One can see why these two elements are immensely symbolic is shaman practice. Not only can these elements put you into an ASC, they are part reason for shamanism. The use of shamans is partly for the community to reciprocate and respect the earth for allowing survival as being aware that the land is more powerful than themselves. Fire and water are so beautiful and a vital part of survival but can be so dangerous and can take life away in a flash. Shamanism is practised to give back to the land, and to ask for blessing in the future. Abram goes on to state that ‘our (westerner’s) attention is hypnotised by human technology that only reflect back on ourselves.’ This is where great importance of shamanic experiences can help contribute to the ways of thinking in western society. The reason for shamanism and the actual experience of ASC will allow western society to become more self-aware and aware of the world lived in.

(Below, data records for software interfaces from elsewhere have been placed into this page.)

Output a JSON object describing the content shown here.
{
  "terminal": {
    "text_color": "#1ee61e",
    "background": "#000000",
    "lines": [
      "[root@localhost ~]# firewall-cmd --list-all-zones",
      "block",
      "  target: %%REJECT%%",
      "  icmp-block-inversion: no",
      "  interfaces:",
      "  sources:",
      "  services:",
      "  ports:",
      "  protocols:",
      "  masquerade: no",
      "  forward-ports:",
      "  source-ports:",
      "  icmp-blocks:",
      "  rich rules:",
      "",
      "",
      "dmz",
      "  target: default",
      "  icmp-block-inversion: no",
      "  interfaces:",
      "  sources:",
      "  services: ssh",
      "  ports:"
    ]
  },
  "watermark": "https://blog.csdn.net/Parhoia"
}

“To shut ourselves off from these other voices, to continue by our lifestyles to condemn these other sensibilities to the oblivion of extinction, is to rob our own senses of their integrity, to rob our minds of their coherence… Only in reciprocity with what is Other will we begin to heal ourselves.” (Abram 1997. p201)


Abram D, 1997, ‘Ecology of Magic’, Spell of the Sensuous: Perception and Language in a More- than-human World, New York, Vintage Books, 1997, ch.1

Townsend J, 1997, ‘Shamanism’, in S. Glazier, Ed, Anthropology of Religion: A Handbook, Westport, Conn, Greenwood Press, 429-469

Winkelman, Michael. "Altered States of Consciousness and Religious Behaviour", Anthropology of Religion: A Handbook of Method and Theory. 1997. Westport, Conn: Greenwood Press, 393 - 428.


  1. The "trances" are just a means to focus

  2. The trances are the focus away from the diversions and distractions of the temporal, the mundane, and the profane. The ability of the shaman to meditate to that point of focus gives him access to his inner narrative that is the associative compilation of the subconscious cognitve acquisition of those signals and signs from the noise of mundane noise.